It first determined that coal is a mineral. It also determined that the earthmoving works performed by Warren Brothers were a necessary part of opening the coal mines. However, the exemption provided by BCIPA to extracting minerals does not apply for work undertaken to open a coal mine, or in preparation for opening a coal mine. Therefore, the works could not be described as the "extraction" of coal, and as such, none of the work performed was exempt from BCIPA's application.

The Court also found the following:

  • The meaning of "to form part of land" as set out in BCIPA is a phrase of wide meaning, and dams and drains were works when constructed that formed part of the land on which they are built.
  • Stripping and hauling topsoil to stockpile is preparatory work and as such was covered by the meaning of construction work under BCIPA.
  • Clearing and grubbing was construction work within the meaning of BCIPA.

Hiring excavators

Another key issue in the case was whether subcontracts for the hire of excavators were covered by BCIPA.

The type of construction work that is undertaken will determine whether the plant or materials are to be used in connection with the carrying out of construction work, so as to fall within the definition of related goods and services to which BCIPA applies.
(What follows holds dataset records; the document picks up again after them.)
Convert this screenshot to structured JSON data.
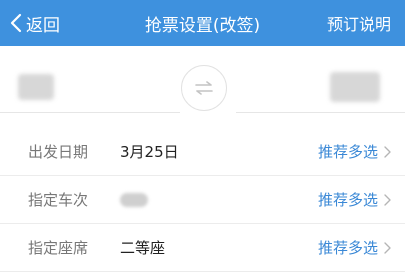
{
  "header": {
    "back_label": "返回",
    "title": "抢票设置(改签)",
    "right_label": "预订说明"
  },
  "stations": {
    "from": "",
    "to": ""
  },
  "rows": [
    {
      "label": "出发日期",
      "value": "3月25日",
      "action": "推荐多选"
    },
    {
      "label": "指定车次",
      "value": "",
      "action": "推荐多选"
    },
    {
      "label": "指定座席",
      "value": "二等座",
      "action": "推荐多选"
    }
  ],
  "colors": {
    "header_bg": "#3e91de",
    "accent": "#3a88d6"
  }
}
Hiring excavators for earthmoving or excavation does not necessarily mean the contract is covered by BCIPA, as the work must be "integral" to the type of construction work expressly covered by BCIPA.

In this case, the Court held that the excavators were planned for use in connection with the carrying out of construction work, and held that the construction of dams and drains, and excavating topsoil and removing and storing it, are covered by BCIPA.

For more information on this case or the application of the Building and Construction Industry Payments Act 2004 to mining-related construction works, please contact HopgoodGanim's Construction, Infrastructure and Major Projects team.